--- START ---
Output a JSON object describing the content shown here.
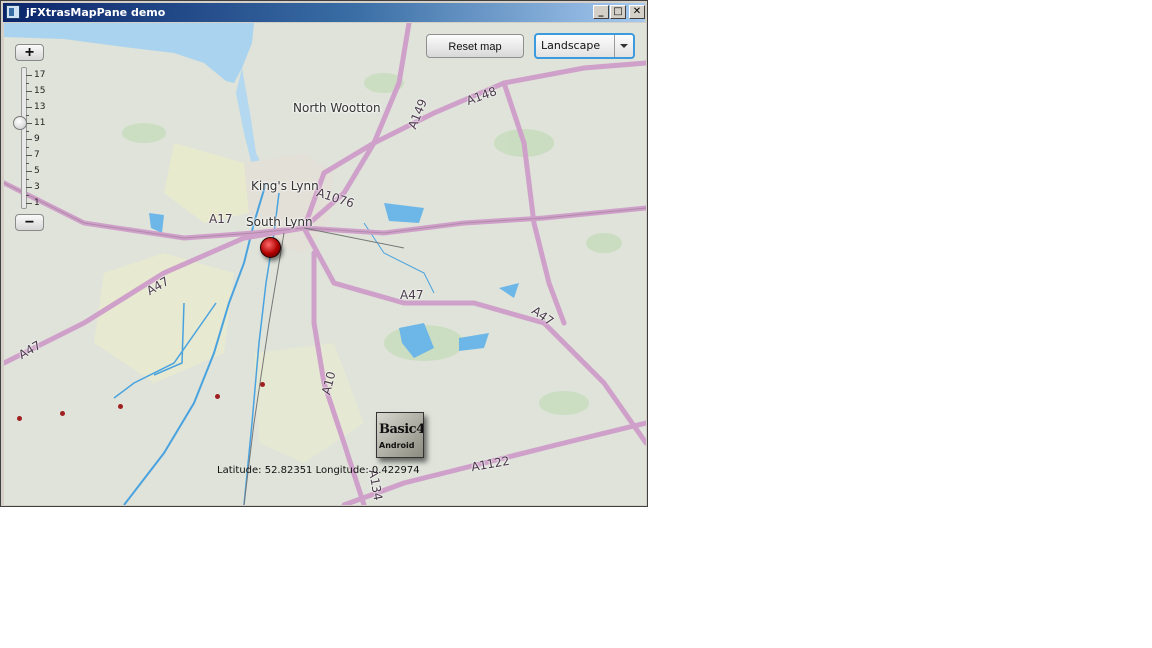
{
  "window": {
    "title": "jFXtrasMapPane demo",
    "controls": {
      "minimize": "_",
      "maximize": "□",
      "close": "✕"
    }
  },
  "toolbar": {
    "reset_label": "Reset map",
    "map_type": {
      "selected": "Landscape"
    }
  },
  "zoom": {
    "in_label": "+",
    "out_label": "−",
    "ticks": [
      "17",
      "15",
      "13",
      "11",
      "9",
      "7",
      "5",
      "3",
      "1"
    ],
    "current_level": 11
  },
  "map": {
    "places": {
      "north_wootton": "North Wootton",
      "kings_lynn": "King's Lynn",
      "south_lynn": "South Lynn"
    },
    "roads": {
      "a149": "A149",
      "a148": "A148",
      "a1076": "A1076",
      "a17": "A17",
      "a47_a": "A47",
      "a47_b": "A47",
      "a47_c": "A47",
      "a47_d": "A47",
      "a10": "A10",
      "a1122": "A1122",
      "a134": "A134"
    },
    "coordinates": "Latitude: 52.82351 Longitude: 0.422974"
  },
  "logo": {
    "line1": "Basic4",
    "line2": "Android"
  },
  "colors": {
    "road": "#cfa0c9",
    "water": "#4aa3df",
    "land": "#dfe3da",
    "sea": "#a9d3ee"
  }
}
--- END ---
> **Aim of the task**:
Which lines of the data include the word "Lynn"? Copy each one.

> **Response area**:
      "kings_lynn": "King's Lynn",
      "south_lynn": "South Lynn"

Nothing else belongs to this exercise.